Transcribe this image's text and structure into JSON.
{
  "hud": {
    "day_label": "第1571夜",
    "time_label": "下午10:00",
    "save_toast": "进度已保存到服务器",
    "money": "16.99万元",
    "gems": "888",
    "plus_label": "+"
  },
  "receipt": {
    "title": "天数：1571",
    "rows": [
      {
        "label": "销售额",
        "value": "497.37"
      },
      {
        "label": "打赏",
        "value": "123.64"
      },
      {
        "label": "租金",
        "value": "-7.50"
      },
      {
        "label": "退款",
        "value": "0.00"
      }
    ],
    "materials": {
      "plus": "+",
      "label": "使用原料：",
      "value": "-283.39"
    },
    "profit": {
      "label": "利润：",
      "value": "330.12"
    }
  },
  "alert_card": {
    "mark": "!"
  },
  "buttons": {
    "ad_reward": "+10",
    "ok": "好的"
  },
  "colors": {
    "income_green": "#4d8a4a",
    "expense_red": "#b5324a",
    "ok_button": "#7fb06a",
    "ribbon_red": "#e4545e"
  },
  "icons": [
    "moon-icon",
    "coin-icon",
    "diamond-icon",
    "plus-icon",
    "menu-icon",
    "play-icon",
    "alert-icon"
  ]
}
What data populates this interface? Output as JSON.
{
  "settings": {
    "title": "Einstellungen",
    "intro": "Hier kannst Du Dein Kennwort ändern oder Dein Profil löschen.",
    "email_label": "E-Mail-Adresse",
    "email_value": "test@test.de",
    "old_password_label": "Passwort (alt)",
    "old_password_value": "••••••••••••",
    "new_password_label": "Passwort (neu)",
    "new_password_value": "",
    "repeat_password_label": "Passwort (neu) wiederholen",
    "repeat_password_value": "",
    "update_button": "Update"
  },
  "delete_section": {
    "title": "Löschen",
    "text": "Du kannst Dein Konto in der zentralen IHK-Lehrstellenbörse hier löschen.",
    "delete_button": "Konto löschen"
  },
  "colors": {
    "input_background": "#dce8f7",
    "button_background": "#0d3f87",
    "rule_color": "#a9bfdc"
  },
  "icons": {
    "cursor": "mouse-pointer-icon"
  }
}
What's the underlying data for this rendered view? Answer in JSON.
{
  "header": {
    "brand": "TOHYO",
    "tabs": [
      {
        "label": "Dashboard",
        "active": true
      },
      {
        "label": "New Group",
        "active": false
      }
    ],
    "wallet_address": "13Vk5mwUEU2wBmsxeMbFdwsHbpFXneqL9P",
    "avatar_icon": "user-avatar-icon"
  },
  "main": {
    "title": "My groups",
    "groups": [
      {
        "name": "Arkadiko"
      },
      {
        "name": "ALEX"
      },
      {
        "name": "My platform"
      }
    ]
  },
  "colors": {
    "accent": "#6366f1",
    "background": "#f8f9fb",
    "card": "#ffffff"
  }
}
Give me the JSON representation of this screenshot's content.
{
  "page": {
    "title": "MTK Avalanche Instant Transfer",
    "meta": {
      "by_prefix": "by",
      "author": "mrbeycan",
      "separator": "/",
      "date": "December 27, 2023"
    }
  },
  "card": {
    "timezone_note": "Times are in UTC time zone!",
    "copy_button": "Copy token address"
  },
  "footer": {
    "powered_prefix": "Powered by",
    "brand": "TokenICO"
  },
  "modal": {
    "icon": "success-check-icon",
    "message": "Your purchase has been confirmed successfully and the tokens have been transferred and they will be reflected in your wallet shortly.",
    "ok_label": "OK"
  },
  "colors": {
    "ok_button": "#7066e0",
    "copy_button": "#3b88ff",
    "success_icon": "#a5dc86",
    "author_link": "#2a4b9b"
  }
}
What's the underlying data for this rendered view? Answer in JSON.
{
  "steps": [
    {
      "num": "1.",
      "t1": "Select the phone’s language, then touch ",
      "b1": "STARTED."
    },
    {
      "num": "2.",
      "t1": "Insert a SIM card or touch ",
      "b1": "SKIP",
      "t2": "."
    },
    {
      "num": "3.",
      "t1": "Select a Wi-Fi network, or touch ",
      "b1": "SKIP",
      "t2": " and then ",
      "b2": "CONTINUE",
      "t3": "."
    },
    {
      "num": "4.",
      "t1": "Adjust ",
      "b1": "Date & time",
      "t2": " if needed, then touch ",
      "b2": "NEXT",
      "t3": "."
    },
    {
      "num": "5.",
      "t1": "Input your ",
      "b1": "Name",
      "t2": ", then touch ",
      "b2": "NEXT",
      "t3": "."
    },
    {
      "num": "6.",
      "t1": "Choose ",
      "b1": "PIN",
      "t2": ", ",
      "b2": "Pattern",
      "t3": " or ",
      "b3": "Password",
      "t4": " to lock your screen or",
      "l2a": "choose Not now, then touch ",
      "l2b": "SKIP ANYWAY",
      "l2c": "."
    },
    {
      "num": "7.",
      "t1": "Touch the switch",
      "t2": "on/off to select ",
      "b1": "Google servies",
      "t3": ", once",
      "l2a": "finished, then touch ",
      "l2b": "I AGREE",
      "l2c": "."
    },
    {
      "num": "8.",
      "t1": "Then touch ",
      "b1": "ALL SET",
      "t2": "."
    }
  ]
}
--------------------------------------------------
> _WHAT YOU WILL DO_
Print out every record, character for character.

> _SOLUTION TO THE EXERCISE_
Transcribe this image's text and structure into JSON.
{
  "hud": {
    "day_label": "第1571夜",
    "time_label": "下午10:00",
    "save_toast": "进度已保存到服务器",
    "money": "16.99万元",
    "gems": "888",
    "plus_label": "+"
  },
  "receipt": {
    "title": "天数：1571",
    "rows": [
      {
        "label": "销售额",
        "value": "497.37"
      },
      {
        "label": "打赏",
        "value": "123.64"
      },
      {
        "label": "租金",
        "value": "-7.50"
      },
      {
        "label": "退款",
        "value": "0.00"
      }
    ],
    "materials": {
      "plus": "+",
      "label": "使用原料：",
      "value": "-283.39"
    },
    "profit": {
      "label": "利润：",
      "value": "330.12"
    }
  },
  "alert_card": {
    "mark": "!"
  },
  "buttons": {
    "ad_reward": "+10",
    "ok": "好的"
  },
  "colors": {
    "income_green": "#4d8a4a",
    "expense_red": "#b5324a",
    "ok_button": "#7fb06a",
    "ribbon_red": "#e4545e"
  },
  "icons": [
    "moon-icon",
    "coin-icon",
    "diamond-icon",
    "plus-icon",
    "menu-icon",
    "play-icon",
    "alert-icon"
  ]
}
What data populates this interface? Output as JSON.
{
  "settings": {
    "title": "Einstellungen",
    "intro": "Hier kannst Du Dein Kennwort ändern oder Dein Profil löschen.",
    "email_label": "E-Mail-Adresse",
    "email_value": "test@test.de",
    "old_password_label": "Passwort (alt)",
    "old_password_value": "••••••••••••",
    "new_password_label": "Passwort (neu)",
    "new_password_value": "",
    "repeat_password_label": "Passwort (neu) wiederholen",
    "repeat_password_value": "",
    "update_button": "Update"
  },
  "delete_section": {
    "title": "Löschen",
    "text": "Du kannst Dein Konto in der zentralen IHK-Lehrstellenbörse hier löschen.",
    "delete_button": "Konto löschen"
  },
  "colors": {
    "input_background": "#dce8f7",
    "button_background": "#0d3f87",
    "rule_color": "#a9bfdc"
  },
  "icons": {
    "cursor": "mouse-pointer-icon"
  }
}
What's the underlying data for this rendered view? Answer in JSON.
{
  "header": {
    "brand": "TOHYO",
    "tabs": [
      {
        "label": "Dashboard",
        "active": true
      },
      {
        "label": "New Group",
        "active": false
      }
    ],
    "wallet_address": "13Vk5mwUEU2wBmsxeMbFdwsHbpFXneqL9P",
    "avatar_icon": "user-avatar-icon"
  },
  "main": {
    "title": "My groups",
    "groups": [
      {
        "name": "Arkadiko"
      },
      {
        "name": "ALEX"
      },
      {
        "name": "My platform"
      }
    ]
  },
  "colors": {
    "accent": "#6366f1",
    "background": "#f8f9fb",
    "card": "#ffffff"
  }
}
Give me the JSON representation of this screenshot's content.
{
  "page": {
    "title": "MTK Avalanche Instant Transfer",
    "meta": {
      "by_prefix": "by",
      "author": "mrbeycan",
      "separator": "/",
      "date": "December 27, 2023"
    }
  },
  "card": {
    "timezone_note": "Times are in UTC time zone!",
    "copy_button": "Copy token address"
  },
  "footer": {
    "powered_prefix": "Powered by",
    "brand": "TokenICO"
  },
  "modal": {
    "icon": "success-check-icon",
    "message": "Your purchase has been confirmed successfully and the tokens have been transferred and they will be reflected in your wallet shortly.",
    "ok_label": "OK"
  },
  "colors": {
    "ok_button": "#7066e0",
    "copy_button": "#3b88ff",
    "success_icon": "#a5dc86",
    "author_link": "#2a4b9b"
  }
}
What's the underlying data for this rendered view? Answer in JSON.
{
  "steps": [
    {
      "num": "1.",
      "t1": "Select the phone’s language, then touch ",
      "b1": "STARTED."
    },
    {
      "num": "2.",
      "t1": "Insert a SIM card or touch ",
      "b1": "SKIP",
      "t2": "."
    },
    {
      "num": "3.",
      "t1": "Select a Wi-Fi network, or touch ",
      "b1": "SKIP",
      "t2": " and then ",
      "b2": "CONTINUE",
      "t3": "."
    },
    {
      "num": "4.",
      "t1": "Adjust ",
      "b1": "Date & time",
      "t2": " if needed, then touch ",
      "b2": "NEXT",
      "t3": "."
    },
    {
      "num": "5.",
      "t1": "Input your ",
      "b1": "Name",
      "t2": ", then touch ",
      "b2": "NEXT",
      "t3": "."
    },
    {
      "num": "6.",
      "t1": "Choose ",
      "b1": "PIN",
      "t2": ", ",
      "b2": "Pattern",
      "t3": " or ",
      "b3": "Password",
      "t4": " to lock your screen or",
      "l2a": "choose Not now, then touch ",
      "l2b": "SKIP ANYWAY",
      "l2c": "."
    },
    {
      "num": "7.",
      "t1": "Touch the switch",
      "t2": "on/off to select ",
      "b1": "Google servies",
      "t3": ", once",
      "l2a": "finished, then touch ",
      "l2b": "I AGREE",
      "l2c": "."
    },
    {
      "num": "8.",
      "t1": "Then touch ",
      "b1": "ALL SET",
      "t2": "."
    }
  ]
}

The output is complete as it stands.